Meanwhile, the details of the battle Sgt. Middleton and Walter were involved is detailed below.
Sgt. John R. Middleton served with the 146th medium Regiment Royal Artillery. This Regiment became part of the 8th Army Group Royal Artillery after D-Day.
This meant that the Regiment was deployed as needed. So one time with the 7th Armoured Division, the other time with the 15th (Scottish) Infantry Division and the other time with the 11th Armoured Division.
On October 16, 1944, the Regiment was placed under command of the 11th Armoured Division. The 146th medium Regiment was moved on 17 October 1944 to the village of Deurne. On 18 October 1944, the Regiment was moved again to Ijstelsteijn (a village near Deurne).
In the early morning of October 27, 1944 the Germans launched a counter-attack at the villages of Ospel, Meijel, Neerkant and Liessel with the aim of capturing Asten and, if all went according to plan, the capture of Helmond. The main objective, however, was to lure Allied troops away from West and Central Brabant (Brabant is the province in the Netherlands to which Liessel and Neerkant belongs) in order to give the German troops in the province of Zeeland and the west-side of the Province of Noord-Brabant the opportunity to withdraw in an orderly manner beyond the major rivers (the rivers Maas and Waal).
The counter-attack was mainly carried out by units of the 9th Panzer Division, 15th Panzer Grenadier Division and Fallschirmjäger Regiment 24 (part of Fallschirmjäger-Division Erdmann).
The Americans were slowly but surely pushed back at Meijel, Neerkant and Liessel by the German attack towards Deurne and Asten. To reinforce the American 7th Armored Division, the 15th (Scottish) Infantry Division and the 6th Guards Tank Brigade were sent from the city of Tilburg in the direction of the villages Deurne and Asten to relieve the Americans here.
The 9th Battalion Cameronians (the battalion in which Walter served) left Tilburg in the morning of 29 October in the direction of Deurne. After consolidating the newly formed defence-line on 29 and 30 October 1944, in the morning of 31 October 1944, the counter-attack of the 15th (Scottish) Infantry Division started to recapture the village of Liessel from the Germans.
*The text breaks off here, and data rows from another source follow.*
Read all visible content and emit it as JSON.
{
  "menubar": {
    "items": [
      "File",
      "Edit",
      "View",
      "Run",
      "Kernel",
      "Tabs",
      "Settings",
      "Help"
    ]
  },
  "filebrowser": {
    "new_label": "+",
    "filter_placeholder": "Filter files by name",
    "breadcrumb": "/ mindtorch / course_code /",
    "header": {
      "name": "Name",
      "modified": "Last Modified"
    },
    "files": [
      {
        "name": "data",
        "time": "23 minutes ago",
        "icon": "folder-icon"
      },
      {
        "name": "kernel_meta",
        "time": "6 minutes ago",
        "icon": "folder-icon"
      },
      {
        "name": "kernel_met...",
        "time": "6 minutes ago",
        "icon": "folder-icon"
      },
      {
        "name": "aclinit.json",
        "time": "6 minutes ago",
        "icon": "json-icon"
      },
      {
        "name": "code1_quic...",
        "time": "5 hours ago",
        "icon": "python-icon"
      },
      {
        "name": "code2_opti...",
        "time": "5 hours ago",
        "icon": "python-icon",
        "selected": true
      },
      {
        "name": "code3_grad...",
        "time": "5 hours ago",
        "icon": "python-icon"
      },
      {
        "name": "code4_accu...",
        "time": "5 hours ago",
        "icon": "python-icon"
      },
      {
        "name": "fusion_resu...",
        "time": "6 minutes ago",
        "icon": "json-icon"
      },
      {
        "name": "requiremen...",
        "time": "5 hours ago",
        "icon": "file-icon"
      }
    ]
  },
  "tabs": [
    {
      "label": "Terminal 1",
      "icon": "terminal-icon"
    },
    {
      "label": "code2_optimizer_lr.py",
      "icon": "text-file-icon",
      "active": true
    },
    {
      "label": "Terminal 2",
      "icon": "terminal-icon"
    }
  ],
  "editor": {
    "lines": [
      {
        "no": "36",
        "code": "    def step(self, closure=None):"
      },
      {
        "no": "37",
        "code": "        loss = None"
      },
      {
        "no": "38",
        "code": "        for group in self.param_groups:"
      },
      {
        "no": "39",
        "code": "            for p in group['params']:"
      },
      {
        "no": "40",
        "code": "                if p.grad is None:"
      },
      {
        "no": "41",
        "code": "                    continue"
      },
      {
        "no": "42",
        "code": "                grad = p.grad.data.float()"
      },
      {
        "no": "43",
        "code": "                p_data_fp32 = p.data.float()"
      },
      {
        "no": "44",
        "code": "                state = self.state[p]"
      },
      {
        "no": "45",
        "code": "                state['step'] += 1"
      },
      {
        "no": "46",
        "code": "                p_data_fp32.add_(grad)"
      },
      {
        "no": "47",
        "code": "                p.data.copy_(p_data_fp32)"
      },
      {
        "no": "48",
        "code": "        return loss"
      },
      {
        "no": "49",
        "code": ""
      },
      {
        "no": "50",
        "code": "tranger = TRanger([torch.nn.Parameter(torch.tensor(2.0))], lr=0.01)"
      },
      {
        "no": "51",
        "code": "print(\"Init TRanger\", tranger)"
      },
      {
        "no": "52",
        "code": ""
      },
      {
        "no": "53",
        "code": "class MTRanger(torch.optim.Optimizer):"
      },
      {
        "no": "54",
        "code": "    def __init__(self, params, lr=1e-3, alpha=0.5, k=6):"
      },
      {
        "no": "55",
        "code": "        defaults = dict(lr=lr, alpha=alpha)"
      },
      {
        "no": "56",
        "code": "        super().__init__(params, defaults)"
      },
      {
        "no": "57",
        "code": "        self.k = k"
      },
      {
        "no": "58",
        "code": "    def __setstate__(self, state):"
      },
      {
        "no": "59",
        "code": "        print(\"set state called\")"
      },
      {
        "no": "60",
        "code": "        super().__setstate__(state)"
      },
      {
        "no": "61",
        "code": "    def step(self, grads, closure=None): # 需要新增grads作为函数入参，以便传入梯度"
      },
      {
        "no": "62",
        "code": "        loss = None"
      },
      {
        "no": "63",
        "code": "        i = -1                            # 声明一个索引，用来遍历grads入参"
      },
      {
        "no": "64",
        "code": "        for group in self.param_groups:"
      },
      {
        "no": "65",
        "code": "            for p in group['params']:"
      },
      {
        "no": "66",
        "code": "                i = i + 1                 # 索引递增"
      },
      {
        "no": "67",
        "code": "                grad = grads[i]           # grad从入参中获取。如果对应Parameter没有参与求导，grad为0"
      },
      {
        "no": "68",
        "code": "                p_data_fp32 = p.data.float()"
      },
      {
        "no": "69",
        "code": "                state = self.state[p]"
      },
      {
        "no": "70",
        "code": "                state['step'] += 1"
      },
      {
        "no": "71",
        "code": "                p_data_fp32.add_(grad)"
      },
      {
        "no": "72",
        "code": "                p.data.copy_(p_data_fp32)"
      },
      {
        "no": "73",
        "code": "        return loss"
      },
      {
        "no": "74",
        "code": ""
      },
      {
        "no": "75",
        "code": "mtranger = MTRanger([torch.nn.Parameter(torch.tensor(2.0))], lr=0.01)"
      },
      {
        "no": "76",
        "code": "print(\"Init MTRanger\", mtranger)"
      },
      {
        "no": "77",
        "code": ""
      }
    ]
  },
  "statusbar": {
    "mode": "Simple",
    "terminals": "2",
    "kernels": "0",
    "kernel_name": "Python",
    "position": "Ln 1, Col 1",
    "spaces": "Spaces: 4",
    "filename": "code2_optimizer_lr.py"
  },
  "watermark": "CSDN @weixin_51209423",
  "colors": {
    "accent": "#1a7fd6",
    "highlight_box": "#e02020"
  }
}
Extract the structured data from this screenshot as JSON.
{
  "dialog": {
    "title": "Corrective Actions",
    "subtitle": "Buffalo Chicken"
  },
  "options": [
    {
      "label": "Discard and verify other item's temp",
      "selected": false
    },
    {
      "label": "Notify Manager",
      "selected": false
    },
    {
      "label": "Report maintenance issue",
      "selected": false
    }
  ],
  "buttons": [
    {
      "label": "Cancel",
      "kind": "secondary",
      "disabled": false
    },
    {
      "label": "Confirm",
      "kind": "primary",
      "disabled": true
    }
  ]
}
The 9th Battalion Cameronians attacked from the village of Deurne towards the village of Liessel. During this attack the battalion came under heavy artillery and mortar fire and suffered heavy casualties. In the battalion, 17 soldiers died on this day, including Walter.
One battery of the 146th Regiment was moved to support the counterattack of the 15th (Scottish) Infantry Division from Deurne towards Liessel. Because Sgt. John R. Middleton mentioned that he was close to Walter when he was killed, it is likely that John served with this battery.
Jürgen added: “I am really very pleased to have the photo in my possession. I’m going to put all the obtained information into a file and forward it to the school that adopted Walter’s grave.
I am also very pleased that Walter’s grave now has a face, which I think is very important, especially for the empathy of the children.
“The grave instantly becomes more human through the photo and is no longer just a headstone with a name on it.
The Foundation for Adoption Graves Nederweert War Cemetery is setting up a school project for primary schools in the municipality of Nederweert. This will certainly include the story of Walter.
Rifleman Senior, who was born in Warrington and worked as a fruit seller, was killed in action aged 26, serving with the 15th (Scottish) Infantry Division during the liberation of Neerkant and is one of 363 war graves being cared for by local villagers.
Due to his knowledge of the events during the Second World War in the Meijel/Neerkant/Liessel region Jürgen, who was born and grew up in Neerkant, a small village near Meijel, has now been tasked with helping put faces to those who sacrificed their lives to help liberate the Netherlands.
Anyone with information on Walter Senior’s family can contact firstname.lastname@example.org